Nor does the Russian viewer have to use social media for signs that all is not going to plan for the Russian military in Ukraine. Even state TV is beginning to show some pundits and speakers who question the war, or at least the extent to which it can be called a success.
Military analyst Mikhail Khodaryonok recently featured on leading state talk show “60 Minutes” with a negative evaluation of the war, predicting that “the situation will only get worse for us.” Khodoryonok, who is a retired colonel and defence columnist, added that “the main thing is to remain realistic from a political and military perspective. If you don’t, then sooner or later reality will come back so hard that you won’t know what’s hit you... The biggest problem with our military and political situation is that we are in total geopolitical isolation, and practically the whole world is against us, even if we don’t want to admit it. We need to get out of this situation.”

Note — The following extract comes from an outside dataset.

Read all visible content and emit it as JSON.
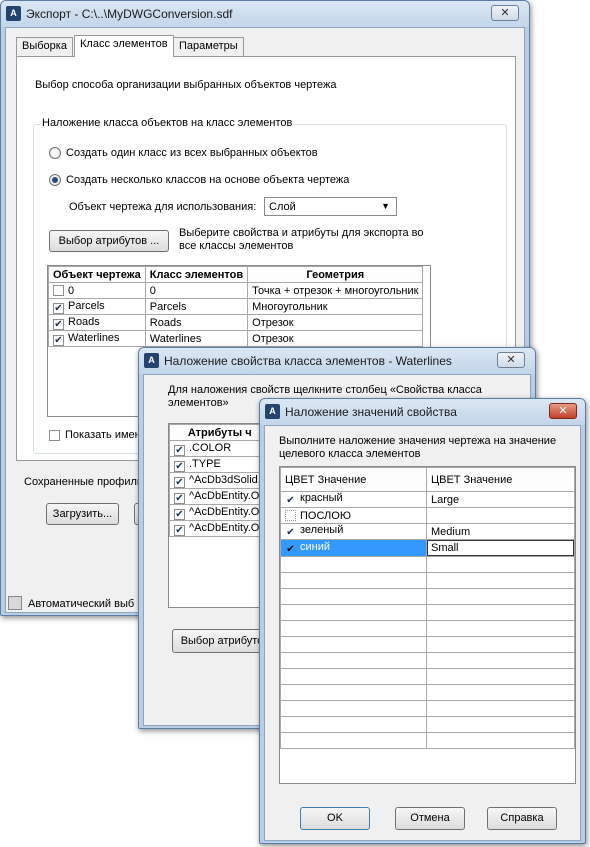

Meanwhile, Chechen leader Ramzan Kadyrov admitted at a televised event in Moscow that “this is not easy for our state, but it is a good experience.”
The shift in rhetoric coupled with the growing popularity of online news sources suggest that the tide of public opinion in Russia may be starting to ebb as the human, economic and political costs of the war get harder to ignore. But with the overwhelming majority still professing to support the war and dissenting voices silenced by a law which punishes ‘discrediting the armed forces’ with five years in prison, we should not expect an about-turn from the Kremlin any time soon.